Problem description:
Please return every line in the entries below with the word "area" in it.

Input material:
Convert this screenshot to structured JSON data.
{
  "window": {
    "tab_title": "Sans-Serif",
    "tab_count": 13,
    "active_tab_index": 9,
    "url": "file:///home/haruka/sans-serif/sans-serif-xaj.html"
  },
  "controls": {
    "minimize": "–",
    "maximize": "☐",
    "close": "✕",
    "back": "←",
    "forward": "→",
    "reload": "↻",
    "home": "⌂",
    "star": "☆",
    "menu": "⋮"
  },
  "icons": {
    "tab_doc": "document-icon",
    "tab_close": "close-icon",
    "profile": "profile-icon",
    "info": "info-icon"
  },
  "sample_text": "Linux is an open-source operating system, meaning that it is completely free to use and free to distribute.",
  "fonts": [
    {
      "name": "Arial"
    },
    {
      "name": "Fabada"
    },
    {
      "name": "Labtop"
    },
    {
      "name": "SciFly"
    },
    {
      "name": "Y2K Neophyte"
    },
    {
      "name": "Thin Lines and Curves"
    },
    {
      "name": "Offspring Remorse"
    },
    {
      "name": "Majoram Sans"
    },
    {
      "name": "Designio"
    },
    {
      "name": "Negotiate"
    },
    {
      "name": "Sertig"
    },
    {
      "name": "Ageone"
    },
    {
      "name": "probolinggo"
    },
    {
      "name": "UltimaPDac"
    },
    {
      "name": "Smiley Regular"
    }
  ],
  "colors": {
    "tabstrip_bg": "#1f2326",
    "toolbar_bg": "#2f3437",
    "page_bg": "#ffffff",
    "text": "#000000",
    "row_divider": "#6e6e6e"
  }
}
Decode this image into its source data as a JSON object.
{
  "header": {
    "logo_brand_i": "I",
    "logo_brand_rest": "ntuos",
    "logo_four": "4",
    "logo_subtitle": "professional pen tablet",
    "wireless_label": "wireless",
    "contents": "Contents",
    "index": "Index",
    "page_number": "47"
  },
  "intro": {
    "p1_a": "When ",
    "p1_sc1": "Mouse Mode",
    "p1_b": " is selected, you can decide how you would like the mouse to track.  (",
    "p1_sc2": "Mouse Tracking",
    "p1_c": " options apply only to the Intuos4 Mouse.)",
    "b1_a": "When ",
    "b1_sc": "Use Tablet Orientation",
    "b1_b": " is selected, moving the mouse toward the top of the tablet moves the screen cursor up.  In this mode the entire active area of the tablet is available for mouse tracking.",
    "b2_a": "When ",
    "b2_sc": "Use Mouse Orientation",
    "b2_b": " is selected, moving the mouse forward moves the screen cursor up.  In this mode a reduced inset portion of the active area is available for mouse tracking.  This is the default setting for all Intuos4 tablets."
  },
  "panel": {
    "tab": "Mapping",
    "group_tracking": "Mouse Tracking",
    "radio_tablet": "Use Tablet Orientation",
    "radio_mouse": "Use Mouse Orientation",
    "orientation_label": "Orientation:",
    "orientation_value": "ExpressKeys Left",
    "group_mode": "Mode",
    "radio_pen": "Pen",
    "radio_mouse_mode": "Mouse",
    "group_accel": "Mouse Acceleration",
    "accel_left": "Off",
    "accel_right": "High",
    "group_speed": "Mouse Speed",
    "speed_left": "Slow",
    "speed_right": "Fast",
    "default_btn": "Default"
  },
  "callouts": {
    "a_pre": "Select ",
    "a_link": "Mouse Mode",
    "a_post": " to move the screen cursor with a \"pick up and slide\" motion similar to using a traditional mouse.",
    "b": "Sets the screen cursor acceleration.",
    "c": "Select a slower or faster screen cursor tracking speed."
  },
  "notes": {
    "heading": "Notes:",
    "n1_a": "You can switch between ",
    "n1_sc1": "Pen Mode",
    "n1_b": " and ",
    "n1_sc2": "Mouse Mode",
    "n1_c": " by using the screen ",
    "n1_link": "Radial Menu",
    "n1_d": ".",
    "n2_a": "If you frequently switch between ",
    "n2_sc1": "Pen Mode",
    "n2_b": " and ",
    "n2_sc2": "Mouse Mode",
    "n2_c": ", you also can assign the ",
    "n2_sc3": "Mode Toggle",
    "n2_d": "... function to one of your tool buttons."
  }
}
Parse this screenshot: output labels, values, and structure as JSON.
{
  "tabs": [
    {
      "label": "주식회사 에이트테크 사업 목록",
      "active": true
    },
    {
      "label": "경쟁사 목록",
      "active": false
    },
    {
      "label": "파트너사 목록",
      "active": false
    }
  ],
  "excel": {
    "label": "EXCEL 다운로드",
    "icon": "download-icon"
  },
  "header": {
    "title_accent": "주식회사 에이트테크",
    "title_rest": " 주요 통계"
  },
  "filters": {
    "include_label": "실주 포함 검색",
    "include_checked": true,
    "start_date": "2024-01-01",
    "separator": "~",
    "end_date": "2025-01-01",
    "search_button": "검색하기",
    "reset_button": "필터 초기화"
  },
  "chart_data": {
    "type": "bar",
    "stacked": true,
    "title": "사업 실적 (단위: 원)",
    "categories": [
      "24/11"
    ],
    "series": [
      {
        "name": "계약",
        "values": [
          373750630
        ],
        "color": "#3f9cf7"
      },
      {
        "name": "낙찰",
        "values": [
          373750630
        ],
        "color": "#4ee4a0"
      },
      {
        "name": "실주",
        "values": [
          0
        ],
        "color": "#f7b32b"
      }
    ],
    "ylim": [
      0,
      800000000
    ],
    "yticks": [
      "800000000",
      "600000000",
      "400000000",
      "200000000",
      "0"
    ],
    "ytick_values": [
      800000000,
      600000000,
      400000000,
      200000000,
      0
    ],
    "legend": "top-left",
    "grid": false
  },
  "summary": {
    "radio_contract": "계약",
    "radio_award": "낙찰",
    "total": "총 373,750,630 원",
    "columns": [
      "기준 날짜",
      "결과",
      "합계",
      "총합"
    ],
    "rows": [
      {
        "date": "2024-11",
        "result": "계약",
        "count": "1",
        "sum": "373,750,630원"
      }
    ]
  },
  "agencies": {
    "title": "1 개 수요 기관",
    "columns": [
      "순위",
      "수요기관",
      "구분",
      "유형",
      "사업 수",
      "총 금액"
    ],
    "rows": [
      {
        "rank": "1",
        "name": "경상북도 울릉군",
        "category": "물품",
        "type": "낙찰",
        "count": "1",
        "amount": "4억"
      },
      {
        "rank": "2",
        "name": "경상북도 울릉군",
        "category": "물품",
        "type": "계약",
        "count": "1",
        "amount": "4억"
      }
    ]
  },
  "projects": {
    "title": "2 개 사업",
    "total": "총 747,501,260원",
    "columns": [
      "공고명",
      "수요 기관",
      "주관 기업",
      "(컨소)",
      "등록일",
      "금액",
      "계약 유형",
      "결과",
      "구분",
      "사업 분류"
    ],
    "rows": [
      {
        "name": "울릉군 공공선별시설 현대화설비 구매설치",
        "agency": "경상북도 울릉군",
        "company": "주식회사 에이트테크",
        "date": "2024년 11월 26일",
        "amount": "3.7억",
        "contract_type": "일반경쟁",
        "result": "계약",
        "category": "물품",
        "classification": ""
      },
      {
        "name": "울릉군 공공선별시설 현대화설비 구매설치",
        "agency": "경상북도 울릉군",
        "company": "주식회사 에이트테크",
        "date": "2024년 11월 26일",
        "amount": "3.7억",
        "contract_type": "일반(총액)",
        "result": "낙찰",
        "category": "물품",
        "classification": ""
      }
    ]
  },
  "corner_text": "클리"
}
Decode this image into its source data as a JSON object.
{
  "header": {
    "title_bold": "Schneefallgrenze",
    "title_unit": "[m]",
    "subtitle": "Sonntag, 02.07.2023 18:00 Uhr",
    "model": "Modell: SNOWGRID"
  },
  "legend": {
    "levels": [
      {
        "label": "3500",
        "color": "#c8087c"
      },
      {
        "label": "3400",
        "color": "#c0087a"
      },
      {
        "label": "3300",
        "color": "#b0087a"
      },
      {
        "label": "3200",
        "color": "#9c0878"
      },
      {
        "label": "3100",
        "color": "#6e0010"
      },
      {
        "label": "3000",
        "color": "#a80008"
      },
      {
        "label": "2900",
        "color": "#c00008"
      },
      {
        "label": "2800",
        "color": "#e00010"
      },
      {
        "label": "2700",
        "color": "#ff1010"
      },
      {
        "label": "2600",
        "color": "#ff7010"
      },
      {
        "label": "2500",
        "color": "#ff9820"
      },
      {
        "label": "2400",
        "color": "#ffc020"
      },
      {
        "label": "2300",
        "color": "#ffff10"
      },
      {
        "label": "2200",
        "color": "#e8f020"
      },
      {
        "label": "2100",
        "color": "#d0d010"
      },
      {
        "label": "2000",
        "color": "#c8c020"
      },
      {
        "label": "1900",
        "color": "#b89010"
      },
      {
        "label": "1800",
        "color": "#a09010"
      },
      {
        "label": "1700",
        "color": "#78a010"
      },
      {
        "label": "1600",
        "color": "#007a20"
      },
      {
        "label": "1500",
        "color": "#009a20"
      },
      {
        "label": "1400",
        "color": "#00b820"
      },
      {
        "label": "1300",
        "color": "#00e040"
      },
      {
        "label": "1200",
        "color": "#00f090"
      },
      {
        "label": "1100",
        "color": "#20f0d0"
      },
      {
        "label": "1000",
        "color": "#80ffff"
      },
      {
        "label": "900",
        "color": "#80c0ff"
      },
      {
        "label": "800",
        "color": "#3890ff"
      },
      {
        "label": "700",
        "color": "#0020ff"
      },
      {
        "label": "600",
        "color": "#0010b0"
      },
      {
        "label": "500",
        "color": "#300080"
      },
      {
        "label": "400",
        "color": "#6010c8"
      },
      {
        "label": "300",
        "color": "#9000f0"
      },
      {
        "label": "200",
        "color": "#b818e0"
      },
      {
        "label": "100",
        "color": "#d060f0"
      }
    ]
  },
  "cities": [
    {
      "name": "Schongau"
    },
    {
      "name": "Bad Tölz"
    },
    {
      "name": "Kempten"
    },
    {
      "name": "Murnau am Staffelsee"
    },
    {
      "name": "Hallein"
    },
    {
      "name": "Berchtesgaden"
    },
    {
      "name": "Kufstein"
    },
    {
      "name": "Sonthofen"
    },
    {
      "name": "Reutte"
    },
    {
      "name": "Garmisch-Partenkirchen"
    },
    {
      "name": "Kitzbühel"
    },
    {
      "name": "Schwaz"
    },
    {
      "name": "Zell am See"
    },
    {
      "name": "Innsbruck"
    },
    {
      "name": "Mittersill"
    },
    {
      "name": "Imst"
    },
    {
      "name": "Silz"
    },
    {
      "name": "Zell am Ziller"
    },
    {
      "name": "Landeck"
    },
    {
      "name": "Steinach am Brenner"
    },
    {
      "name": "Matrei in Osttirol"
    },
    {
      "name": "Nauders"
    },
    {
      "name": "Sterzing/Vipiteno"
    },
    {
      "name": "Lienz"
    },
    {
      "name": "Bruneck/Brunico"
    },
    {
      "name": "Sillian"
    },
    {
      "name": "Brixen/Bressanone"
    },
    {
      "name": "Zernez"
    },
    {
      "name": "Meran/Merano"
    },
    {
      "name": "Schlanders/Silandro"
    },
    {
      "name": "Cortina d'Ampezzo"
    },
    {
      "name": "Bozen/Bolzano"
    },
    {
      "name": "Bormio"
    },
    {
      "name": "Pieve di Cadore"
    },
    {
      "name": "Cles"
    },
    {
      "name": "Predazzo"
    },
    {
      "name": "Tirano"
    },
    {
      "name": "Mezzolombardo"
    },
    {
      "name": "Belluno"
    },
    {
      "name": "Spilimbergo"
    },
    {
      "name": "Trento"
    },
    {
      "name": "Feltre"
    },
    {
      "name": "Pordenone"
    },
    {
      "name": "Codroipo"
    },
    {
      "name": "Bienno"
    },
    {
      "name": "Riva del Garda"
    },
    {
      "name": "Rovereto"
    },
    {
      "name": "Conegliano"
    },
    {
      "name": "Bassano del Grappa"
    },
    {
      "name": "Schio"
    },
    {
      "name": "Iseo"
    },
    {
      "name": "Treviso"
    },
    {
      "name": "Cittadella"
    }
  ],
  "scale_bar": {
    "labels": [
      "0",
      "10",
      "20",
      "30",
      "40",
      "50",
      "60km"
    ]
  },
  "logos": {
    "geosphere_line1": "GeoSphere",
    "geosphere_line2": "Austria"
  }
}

Answer for the task:
    "b1_b": " is selected, moving the mouse toward the top of the tablet moves the screen cursor up.  In this mode the entire active area of the tablet is available for mouse tracking.",
    "b2_b": " is selected, moving the mouse forward moves the screen cursor up.  In this mode a reduced inset portion of the active area is available for mouse tracking.  This is the default setting for all Intuos4 tablets."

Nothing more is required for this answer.